How to Use Table Runners

Table runners are an easy and effective way to dress up an ordinary table and they come in a wide variety of sizes, materials and colors. While you can follow guidelines when using table runners, you may also decide to get creative and use them in different ways.

Traditional Guidelines for Table Runners

Typically, a table runner should hang over each side of the table where the ends fall. This is much more esthetically pleasing than a runner that stops where the table ends or is slightly shorter than the table. The amount of hang should be equal on both sides and can vary, just like the drop length of a tablecloth. A standard tablecloth drop can be from 6 to 12 inches. If you use a runner with a tablecloth, the drop length should be the same for both.

Table runner the same length as the tablecloth

The width of a table runner should be roughly 1/3 the width of the table it is being used on when running lengthwise. For table runners placed across the width of a dining table, the runners should be narrower or about 1/4 the width of the table.

Long table runner

If you use a runner that is shorter in length than the table, make sure it is significantly shorter and use it underneath a centerpiece.

Short, centerpiece only table runner

How to Determine the Best Size

You will need to measure the width and length of your table first. Then add a minimum of 12 inches and a maximum of 24 inches to the length measurement to determine what sizes of table runners will work for your table. Remember to consider the width measurement of your table and choose a runner with a width measurement about one third of that size.

Standard Sizes

Most table runners come in standard widths such as 10, 12, 13, 14 or 15 inches and standard lengths such as 54, 72, 90 and 108 inches. If you have a dining table that is 84 inches long and 42 inches wide (7 feet by 3.5 feet), you would need a table runner with the dimensions of 14 inches by 108 inches.

Remember that there are no real rules for using table runners. Don't worry if the width of a table runner you like is not exactly one third the width of your table. The length can also be a little shorter or longer than the suggested guidelines, if you still like how it looks. Try to follow the size guidelines when decorating for more formal occasions such as weddings.

If these standard sizes don't work with your table size, you may need to order a custom made table runner or make one yourself.

Ways to Use Table Runners

Table runners can be used in many different ways and on different types of furniture.
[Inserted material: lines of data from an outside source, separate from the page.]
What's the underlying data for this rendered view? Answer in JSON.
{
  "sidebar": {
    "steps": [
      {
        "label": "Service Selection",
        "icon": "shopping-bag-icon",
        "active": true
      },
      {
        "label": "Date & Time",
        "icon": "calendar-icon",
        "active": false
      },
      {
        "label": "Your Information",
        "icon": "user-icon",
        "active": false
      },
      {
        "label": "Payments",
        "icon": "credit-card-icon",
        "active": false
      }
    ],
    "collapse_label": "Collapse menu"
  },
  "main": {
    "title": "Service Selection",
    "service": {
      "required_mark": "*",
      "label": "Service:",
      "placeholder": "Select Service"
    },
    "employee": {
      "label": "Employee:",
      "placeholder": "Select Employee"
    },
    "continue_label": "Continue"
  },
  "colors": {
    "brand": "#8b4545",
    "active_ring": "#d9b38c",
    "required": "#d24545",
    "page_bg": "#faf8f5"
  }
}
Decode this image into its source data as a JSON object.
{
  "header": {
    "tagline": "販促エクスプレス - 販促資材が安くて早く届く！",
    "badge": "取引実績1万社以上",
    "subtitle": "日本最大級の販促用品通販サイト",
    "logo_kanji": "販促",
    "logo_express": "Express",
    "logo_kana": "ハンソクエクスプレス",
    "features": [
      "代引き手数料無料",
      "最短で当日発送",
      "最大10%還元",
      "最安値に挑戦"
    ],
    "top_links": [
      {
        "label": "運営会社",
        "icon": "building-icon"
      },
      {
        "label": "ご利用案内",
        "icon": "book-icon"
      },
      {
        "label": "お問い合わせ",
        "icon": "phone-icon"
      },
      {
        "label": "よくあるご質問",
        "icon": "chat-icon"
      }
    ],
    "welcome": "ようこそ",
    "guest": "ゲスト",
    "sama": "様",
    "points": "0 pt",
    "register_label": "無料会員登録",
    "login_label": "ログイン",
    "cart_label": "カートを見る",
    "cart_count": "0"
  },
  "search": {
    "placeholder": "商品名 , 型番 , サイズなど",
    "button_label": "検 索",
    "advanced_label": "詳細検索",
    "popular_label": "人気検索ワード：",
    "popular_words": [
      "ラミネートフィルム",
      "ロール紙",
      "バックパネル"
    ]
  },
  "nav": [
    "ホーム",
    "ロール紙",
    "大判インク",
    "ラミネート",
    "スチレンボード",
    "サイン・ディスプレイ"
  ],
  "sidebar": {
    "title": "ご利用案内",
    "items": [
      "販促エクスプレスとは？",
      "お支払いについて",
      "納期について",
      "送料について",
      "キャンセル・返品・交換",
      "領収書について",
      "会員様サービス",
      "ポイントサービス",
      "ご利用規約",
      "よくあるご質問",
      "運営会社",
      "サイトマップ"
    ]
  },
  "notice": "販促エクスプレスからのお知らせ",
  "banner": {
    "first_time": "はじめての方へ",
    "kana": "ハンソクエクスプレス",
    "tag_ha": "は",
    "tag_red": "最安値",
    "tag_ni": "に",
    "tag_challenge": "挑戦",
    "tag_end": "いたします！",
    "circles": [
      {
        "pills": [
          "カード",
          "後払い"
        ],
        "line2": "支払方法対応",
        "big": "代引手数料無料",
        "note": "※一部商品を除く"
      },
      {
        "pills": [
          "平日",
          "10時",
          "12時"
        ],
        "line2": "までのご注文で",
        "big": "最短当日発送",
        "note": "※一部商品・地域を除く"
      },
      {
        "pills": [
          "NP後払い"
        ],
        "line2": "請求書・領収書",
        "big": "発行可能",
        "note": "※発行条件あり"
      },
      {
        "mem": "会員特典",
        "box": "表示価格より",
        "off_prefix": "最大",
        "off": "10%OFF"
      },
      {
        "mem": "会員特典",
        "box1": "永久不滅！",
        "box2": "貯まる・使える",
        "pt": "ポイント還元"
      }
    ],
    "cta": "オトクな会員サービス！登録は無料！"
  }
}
In addition to dining tables, you can add them to:

  • Patio tables
  • Coffee tables
  • End tables
  • Bedside tables
  • Sofa tables
  • Hall tables

They can work on any shape of table, including:

  • Round tables
  • Oval tables
  • Rectangular tables
  • Square tables

Placed Lengthwise

The most common way to use a table runner is to place the runner in the middle of the table, running lengthwise. This provides a perfect guide or path to keep multiple centerpieces or serving dishes in line. The runner can also be used to protect the table's surface from candle wax drippings, moisture, heat, food drippings and other debris caused by centerpieces, serveware or décor.

Placed Across the Table

You can also use slightly narrower and shorter table runners placed across the table in front of each chair. These runners can serve as placemats and can be used in addition to a lengthwise runner or without one. Runners placed across extra long tables can be used to separate each place setting.

Table runner placed across table

Using Runners with Other Table Linens

Placemats can be used with table runners in the exact same fabric or in colors, textures and patterns that complement each other. The option of whether or not to include a tablecloth will depend on how formal the setting is. It may also depend on the type of table, such as whether or not the tabletop itself contains decorative elements like inlaid tile. The runner should not look identical to the tablecloth or be the same color; it should stand out.

Runners Used on Other Furniture

Shorter table runners can be draped over a nightstand or end table for a splash of color and texture. You can also use table runners to accent other types of furniture such as a buffet, hutch, credenza, dresser or vanity table.

Use a table runner to protect furniture made with glass. Use one on a glass display case, console or coffee table when you want to display knick-knacks that might scratch the surface.

Table runner placed across sideboard

Choosing Fabrics and Textures

Table runners come in a variety of fabrics. The fabric you choose should make sense with the rest of the room's décor and the type of table it will be used on. Keep these elements in mind when looking at different table runners:

  • Color
  • Pattern
  • Texture

The color, pattern and texture of a table runner should match, complement or contrast nicely with the surface underneath, the items placed on top and the style of the room. For example, it wouldn't make much sense to put a silk table runner with a Chinese calligraphy pattern on a rustic cedar dining table in a lodge-style, log home. However, this kind of runner would look lovely on an Asian-style, lacquered rosewood dining table.

Natural theme table runner

Formal and Informal

Fabrics with smooth, shiny textures like silk, satin, organza and polyester work best on tables with similar textures like glass and highly lacquered wood or with formal linen tablecloths. These fabrics work well for formal occasions like weddings, award ceremonies, special events, etc.

Fabrics with natural, coarse or dense textures like bamboo, grass cloth, twill, cotton and cotton blends work best on wood, metal, stone and ceramic tiled tables. These fabrics are better for informal, casual use .

Useful and Attractive

Table runners are perfect for adding extra color and texture to table settings and other types of furniture. They look best when used under other decorative items by helping to draw the eye toward the display and serving as an anchor for multiple accents.